Other uses

The ubiquity of this phrase in all administrative matters made it a synonym for the Habsburg administration, sometimes referred to as the "k. u. k. monarchy" in Central European publications through the present. Other languages of the Habsburg Monarchy retained the German abbreviation or used it interchangeably with their own − c. i kr. in Croatian, c. a k. or c.-k. in Czech, cs. és kir. in Hungarian, I.R. in Italian, c. i k. or C.K. in Polish, often hyphenated (cezaro-crăiesc) in Romanian, c. a k. in Slovak, c. kr. in Slovenian.

The abbreviation k.k. gave rise to the noun Kakania (spelling out the letter K [kah] twice as well as reminiscent of caca in the Central European languages). It was intended to describe the Habsburg Monarchy as a state of mind, bureaucratic and with a highly stratified formal society. A discussion of Kakania became a highlight of the first volume of Robert Musil's novel The Man Without Qualities (1930).

See also


  1. Franz Christoph von Scheyb, Heinrich Jasomirgott eine Lobschrift auf ihre kaiserliche und königliche Majestäten... Vienna, 1756.
  2. Renatus Karl von Senkenberg and Karl Christian von Senkenberg, An Ihro Kaiserliche und Königliche Majestät allerunterthänigster Gegenbericht [...] unter dem 30. Mai 1796 eingegebenen Bericht. Giessen, 1797.
  3. Ignaz Franz von Mosel, Geschichte der Kaiserliche und Königliche Hofbibliothek zu Wien. Vienna, 1835.
  4. [s.n.], Historische Märsche und sonstige Compositionen für das kaiserliche und königliche Heer. Instrumentirt für vollständige Militär-Musik. Vom k. u. k. Reichs-Kriegs-Ministerium autorisierte Ausgabe.

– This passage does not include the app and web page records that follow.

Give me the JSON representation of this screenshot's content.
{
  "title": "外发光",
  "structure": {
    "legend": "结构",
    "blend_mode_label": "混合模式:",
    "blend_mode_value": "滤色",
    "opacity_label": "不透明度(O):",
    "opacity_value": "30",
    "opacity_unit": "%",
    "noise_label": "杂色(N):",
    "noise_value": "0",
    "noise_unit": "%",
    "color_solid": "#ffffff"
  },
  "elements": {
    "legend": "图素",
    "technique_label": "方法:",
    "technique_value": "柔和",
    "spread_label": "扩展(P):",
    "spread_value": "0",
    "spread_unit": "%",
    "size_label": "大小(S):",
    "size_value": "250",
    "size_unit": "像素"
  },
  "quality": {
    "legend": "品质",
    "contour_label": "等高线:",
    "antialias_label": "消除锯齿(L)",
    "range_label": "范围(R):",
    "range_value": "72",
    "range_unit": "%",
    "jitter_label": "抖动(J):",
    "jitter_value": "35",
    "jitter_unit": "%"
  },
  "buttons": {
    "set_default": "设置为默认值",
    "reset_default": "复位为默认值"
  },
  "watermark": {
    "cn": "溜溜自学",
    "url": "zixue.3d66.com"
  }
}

Vienna, 1845.
  5. The given year 1889 could be a typing error; 1869 would be appropriate.
  6. From the Otto's encyclopedia (published during 1888-1909), subject 'King', online in Czech.
This article is issued from Wikipedia - version of the 9/28/2016. The text is available under the Creative Commons Attribution/Share Alike but additional terms may apply for the media files.